By Jim Henry
Globe Sports Editor
Patty Vavra knows it’s going to happen at some point during the next school year.
Vavra, the women’s cross country and track and field coach at Missouri Southern, will look around and wonder, where’s Tom Rutledge?
“I’ve never been here without him,” she said. “There are certain things that Tom Rutledge does that none of the rest of us do. So I’m sure there will be many moments where he’s going to get a phone call and we say ‘Where is this? What is it you’re supposed to do here?’ ”
Rutledge’s 24 years as the Lions’ track and field coach comes to an end this week in Pueblo, Colo., during the NCAA Division II Outdoor Track and Field Championships. The Lions have six men who have qualified in a total of nine events.
Last November the Lions finished eighth in the men’s cross country national meet on the MSSU course that Rutledge designed. A few days later, he announced he would retire from coaching after this school year.
“The thing I’m going to miss is those knuckleheads,” Rutledge said, looking toward some of his athletes. “I’m going to be teaching next semester some. It’s just I can’t do some of the (other) things. ... You ask your kids to give 100 percent, and if I can’t give 100 percent, I don’t need to be there. And they need younger blood.
“Some coaches hang on too long. They don’t need to be there. They need to get out of it and let some new blood come in. It’s his (new coach Bryan Schiding’s) job now. It will be fine. New legacy.”
Rutledge, who coached successful programs at Arkansas Tech and Adams State before coming to MSSU, directed the Lions to 10 MIAA championships — eight in cross country and two in indoor track and field.
“The first seven years it was tough just to keep people out,” Rutledge said. “I wasn’t going to lower my standards either. A lot of people were saying you’re too hard, you’re too hard.
“But then I started getting kids who did what they were told. They worked hard, and we started having success. It took me six or seven years to get those kids. Jason Riddle was a good one, but I needed people around him. Guys started coming in and doing what we do, working hard and understanding it was a serious business and not high school anymore. NCAA stands for no cowards are allowed, that’s what it really stands for, and they have to understand that.”
Rutledge’s final home meet was on May 10, and Pittsburg State was one of the teams who brought athletes to this last-chance meet.
“I am going to miss Tom Rutledge. No question about that,” Gorillas coach Russ Jewett said. “I’ll see him around, but it’s not going to be the same seeing him in a social setting or seeing him up in the bleachers as looking him in the eye and let’s go at it on the track. He is an awfully intense competitor. He brought out the best in me as a coach, and his teams brought out the best in us as a team, no question about it.

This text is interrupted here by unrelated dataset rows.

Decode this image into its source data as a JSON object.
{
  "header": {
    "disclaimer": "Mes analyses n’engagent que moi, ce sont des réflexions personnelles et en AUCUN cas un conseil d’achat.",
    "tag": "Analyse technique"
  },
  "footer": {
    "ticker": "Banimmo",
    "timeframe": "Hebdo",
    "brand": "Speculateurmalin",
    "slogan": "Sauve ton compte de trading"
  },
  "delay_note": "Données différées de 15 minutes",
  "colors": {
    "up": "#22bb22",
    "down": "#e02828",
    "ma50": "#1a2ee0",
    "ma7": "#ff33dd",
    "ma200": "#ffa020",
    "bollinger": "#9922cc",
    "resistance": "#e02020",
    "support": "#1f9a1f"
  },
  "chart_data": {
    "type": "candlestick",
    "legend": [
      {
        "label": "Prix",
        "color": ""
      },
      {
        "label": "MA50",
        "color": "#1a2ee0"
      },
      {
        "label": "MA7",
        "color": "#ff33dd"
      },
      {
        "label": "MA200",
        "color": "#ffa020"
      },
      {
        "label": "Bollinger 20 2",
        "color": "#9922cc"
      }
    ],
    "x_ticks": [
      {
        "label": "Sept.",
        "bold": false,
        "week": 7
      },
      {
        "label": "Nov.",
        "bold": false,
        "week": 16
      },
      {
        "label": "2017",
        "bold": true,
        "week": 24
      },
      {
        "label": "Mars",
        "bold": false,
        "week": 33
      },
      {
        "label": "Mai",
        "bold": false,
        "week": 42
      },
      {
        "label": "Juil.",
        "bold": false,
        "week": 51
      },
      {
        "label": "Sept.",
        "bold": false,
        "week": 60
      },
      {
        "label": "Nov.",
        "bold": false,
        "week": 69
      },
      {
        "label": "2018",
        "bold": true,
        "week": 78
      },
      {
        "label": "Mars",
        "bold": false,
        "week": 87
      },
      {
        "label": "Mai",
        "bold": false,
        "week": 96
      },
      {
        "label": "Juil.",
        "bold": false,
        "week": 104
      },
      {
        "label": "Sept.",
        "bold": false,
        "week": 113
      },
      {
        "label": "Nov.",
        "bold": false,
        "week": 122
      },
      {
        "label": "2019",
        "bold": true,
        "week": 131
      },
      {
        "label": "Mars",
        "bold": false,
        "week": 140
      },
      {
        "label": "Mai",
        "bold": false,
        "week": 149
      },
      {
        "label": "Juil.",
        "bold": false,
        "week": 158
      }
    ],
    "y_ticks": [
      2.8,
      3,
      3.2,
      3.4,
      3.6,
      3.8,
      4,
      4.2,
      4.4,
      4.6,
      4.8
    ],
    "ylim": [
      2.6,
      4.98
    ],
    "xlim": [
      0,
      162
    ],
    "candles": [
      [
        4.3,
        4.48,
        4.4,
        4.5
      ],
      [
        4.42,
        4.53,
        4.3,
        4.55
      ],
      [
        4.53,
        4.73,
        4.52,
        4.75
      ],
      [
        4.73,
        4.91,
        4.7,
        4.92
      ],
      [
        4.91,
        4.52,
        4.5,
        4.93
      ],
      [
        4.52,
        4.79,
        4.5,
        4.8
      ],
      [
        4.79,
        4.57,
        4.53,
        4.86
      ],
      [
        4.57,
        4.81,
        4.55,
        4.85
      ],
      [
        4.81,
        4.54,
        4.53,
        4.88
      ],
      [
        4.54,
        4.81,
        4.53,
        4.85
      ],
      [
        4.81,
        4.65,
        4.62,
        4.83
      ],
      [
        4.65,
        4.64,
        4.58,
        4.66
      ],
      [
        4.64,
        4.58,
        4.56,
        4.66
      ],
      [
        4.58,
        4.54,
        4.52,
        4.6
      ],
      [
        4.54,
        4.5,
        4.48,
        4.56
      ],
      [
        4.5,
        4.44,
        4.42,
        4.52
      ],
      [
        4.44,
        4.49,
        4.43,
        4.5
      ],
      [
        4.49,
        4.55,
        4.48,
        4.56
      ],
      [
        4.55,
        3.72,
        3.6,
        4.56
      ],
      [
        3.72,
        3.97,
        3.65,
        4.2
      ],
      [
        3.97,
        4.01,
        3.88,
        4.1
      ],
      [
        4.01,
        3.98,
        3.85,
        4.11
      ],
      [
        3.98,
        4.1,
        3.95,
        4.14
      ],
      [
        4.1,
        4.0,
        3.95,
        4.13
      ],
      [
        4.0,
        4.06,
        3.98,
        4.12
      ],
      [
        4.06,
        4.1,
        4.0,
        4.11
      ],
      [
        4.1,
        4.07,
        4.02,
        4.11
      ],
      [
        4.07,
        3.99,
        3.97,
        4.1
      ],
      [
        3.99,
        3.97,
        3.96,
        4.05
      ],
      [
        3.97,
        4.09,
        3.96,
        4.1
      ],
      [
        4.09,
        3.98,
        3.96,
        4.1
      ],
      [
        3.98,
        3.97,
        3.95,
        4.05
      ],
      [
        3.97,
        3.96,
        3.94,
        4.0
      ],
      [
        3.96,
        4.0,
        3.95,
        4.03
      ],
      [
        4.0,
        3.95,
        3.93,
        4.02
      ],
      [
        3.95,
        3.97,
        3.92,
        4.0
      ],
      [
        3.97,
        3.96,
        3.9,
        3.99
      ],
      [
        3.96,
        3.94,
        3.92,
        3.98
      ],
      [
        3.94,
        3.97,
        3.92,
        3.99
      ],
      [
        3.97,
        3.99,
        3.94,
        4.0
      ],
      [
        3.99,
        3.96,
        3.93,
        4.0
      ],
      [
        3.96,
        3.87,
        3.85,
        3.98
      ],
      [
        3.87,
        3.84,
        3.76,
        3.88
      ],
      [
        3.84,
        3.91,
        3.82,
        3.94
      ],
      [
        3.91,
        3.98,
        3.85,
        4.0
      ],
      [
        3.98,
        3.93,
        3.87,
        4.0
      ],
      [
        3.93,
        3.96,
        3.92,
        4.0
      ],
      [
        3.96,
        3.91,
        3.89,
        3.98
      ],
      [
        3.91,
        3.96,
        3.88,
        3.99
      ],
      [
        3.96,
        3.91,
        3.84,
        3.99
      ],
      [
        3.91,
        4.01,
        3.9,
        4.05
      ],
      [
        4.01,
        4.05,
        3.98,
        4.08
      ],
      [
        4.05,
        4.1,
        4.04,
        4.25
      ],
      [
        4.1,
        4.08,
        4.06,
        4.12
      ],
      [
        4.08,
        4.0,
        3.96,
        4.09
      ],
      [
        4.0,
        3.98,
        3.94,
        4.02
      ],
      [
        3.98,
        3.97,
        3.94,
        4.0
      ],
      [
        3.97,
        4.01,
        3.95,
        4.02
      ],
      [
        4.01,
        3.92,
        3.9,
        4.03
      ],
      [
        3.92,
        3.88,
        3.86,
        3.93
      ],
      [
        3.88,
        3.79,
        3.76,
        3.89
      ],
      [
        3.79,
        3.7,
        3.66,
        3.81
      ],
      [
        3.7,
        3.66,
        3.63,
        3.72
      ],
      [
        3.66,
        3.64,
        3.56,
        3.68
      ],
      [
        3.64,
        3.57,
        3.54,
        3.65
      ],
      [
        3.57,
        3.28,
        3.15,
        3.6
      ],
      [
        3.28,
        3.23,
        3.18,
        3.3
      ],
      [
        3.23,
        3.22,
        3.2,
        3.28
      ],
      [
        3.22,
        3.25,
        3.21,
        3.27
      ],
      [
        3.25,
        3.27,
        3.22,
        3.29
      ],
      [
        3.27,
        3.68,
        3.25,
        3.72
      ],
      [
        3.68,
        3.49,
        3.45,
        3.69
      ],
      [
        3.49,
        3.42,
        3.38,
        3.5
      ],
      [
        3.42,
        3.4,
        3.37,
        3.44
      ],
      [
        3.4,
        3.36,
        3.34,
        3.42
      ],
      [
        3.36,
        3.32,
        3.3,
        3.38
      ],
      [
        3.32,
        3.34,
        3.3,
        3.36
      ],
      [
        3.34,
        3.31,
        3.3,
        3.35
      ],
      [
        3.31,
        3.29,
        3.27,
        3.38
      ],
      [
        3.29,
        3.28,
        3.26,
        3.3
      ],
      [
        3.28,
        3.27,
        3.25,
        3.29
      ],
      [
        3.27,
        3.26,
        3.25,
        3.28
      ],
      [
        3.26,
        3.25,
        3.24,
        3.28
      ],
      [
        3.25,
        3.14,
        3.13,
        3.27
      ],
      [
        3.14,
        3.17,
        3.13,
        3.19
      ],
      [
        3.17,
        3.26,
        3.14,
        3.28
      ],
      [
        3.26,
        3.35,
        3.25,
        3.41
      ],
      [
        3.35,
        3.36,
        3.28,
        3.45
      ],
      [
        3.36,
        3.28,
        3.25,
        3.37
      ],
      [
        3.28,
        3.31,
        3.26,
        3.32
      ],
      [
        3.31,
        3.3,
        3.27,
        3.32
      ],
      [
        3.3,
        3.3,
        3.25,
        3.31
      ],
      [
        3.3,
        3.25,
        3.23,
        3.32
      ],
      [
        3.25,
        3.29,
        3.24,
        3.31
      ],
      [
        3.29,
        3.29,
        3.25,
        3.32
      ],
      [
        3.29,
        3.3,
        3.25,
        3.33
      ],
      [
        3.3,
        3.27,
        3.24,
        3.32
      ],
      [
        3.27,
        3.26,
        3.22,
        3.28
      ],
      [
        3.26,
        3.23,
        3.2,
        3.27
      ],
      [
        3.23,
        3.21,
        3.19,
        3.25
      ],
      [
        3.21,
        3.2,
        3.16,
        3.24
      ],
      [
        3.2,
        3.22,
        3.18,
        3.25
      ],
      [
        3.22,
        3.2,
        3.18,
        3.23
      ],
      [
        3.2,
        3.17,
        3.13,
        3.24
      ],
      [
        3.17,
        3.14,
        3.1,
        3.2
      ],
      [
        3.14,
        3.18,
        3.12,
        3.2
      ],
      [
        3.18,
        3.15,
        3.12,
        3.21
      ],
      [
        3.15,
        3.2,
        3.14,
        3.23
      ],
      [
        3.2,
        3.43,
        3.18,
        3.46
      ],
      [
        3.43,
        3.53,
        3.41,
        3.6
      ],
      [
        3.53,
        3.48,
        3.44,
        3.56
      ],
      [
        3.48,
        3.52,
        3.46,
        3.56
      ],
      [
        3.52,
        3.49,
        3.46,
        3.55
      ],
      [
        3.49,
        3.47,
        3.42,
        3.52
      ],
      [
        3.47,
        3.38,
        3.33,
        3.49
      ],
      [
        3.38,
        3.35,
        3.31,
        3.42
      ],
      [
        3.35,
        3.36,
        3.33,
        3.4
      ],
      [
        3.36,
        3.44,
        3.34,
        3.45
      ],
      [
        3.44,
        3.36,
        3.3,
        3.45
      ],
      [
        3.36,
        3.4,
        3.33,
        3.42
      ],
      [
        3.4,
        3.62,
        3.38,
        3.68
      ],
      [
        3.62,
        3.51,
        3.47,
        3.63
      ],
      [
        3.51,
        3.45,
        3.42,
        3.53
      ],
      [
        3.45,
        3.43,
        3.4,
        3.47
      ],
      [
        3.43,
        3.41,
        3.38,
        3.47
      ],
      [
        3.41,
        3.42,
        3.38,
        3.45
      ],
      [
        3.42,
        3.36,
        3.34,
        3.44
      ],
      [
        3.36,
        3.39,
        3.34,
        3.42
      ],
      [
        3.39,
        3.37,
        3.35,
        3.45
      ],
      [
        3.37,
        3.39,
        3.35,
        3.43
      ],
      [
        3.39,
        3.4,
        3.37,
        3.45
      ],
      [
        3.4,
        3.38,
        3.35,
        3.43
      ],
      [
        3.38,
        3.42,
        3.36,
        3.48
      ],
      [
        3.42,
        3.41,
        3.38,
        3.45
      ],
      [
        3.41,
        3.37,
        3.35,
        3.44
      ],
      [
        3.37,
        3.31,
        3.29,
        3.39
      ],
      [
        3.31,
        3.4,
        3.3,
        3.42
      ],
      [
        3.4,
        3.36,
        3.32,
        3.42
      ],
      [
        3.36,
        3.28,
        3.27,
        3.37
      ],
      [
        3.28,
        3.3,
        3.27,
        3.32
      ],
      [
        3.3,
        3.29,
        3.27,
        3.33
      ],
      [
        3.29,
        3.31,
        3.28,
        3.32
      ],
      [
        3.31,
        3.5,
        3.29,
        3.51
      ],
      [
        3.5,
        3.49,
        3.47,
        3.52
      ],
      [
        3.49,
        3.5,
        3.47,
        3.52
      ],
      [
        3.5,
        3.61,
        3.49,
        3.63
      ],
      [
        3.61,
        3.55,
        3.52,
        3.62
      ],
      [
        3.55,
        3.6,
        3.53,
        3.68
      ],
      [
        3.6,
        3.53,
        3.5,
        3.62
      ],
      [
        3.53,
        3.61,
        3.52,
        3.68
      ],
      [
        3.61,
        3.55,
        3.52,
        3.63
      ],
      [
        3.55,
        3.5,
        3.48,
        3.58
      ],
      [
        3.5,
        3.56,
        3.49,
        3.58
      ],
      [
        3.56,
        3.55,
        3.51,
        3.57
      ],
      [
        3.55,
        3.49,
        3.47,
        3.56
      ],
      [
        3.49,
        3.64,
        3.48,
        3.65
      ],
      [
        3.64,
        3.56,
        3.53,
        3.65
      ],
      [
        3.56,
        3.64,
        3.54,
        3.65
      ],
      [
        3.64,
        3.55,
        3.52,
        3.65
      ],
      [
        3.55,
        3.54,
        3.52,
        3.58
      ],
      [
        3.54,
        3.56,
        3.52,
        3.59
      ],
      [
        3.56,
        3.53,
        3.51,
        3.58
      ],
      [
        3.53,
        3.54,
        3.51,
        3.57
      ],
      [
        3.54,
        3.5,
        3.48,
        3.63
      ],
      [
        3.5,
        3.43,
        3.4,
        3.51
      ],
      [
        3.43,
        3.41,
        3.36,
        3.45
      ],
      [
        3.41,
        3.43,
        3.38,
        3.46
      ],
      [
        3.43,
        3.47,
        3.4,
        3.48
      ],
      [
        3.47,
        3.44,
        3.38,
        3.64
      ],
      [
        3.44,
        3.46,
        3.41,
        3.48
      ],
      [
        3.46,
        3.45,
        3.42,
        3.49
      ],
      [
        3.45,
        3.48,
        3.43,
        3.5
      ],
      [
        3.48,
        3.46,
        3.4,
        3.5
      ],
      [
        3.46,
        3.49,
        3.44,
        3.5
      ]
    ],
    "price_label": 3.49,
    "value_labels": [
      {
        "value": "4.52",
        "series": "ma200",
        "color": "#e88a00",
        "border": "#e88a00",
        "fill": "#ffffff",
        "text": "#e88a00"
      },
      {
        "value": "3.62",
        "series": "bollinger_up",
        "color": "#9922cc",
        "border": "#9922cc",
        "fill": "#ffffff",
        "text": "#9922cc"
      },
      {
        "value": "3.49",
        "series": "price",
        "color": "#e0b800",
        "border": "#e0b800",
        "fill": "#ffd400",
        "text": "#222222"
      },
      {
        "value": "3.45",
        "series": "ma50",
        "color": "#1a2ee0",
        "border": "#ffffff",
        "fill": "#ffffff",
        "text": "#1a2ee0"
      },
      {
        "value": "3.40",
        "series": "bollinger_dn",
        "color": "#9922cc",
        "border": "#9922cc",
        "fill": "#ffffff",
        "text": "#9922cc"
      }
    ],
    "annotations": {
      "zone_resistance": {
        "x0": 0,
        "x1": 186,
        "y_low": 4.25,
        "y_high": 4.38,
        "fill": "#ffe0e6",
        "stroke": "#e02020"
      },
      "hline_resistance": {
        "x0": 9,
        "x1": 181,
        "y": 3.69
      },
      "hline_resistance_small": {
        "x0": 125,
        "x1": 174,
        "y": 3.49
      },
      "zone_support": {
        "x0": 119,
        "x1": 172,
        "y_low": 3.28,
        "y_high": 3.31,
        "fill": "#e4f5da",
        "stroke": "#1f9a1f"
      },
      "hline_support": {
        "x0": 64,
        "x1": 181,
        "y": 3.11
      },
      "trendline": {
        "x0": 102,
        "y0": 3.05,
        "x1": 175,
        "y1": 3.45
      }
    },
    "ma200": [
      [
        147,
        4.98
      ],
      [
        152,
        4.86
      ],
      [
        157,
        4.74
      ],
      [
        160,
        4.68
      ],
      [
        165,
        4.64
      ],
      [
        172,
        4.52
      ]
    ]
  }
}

“I know in certain ways he has made me a better coach. He kicks our butt sometimes, and you don’t want to get your butt kicked, so you just try harder. You have a team you’re recruiting against and competing against 30 miles away, and that’s with you day in and day out.”
Rutledge never considered the Gorillas a rival — “They are another team I have to beat,” was his standard line.
But this year the Gorillas’ assistant coach was Kyle Rutledge, Tom and Karen’s son and a former All-American pole vaulter for the Lions.
“I’ve been here a few times,’’ Kyle said with a laugh during the last-chance meet. “He’s done a great job in 24 years, building a program from ground zero. I feel very proud and fortunate to be (1) his son, but also be a part of (the track program), too. I’m very thankful to be his son and be able to compete for him as well. It’s something special that I’ll take with me the rest of my life.”
“Those two guys are so much like one another,” Jewett said. “One of them has probably mellowed a little more ... believe it or not, that’s Tom. I guarantee you there is a deep, abiding affection there. It’s like competing against your best friend, and it’s hard to beat your best friend.”
One thing Rutledge will do during retirement is spend more time with his granddaughter Emery, now 15 months old.
“It’s going to be kind of different not having him around the track,” Kyle said. “ He’ll be here, but in a different form. It’s going to be tough not to see him on the track.”
“What a legacy he’s left,” Vavra said. “At the same time, I know he’s going to have a great time with his retirement. And I’m sure we’ll still see him. I sure hope we do. He’s made a giant impact on our track and field teams here.
“It will be a strange Stampede meet, I know. It will be strange not having him here doing only what Tom Rutledge can do.”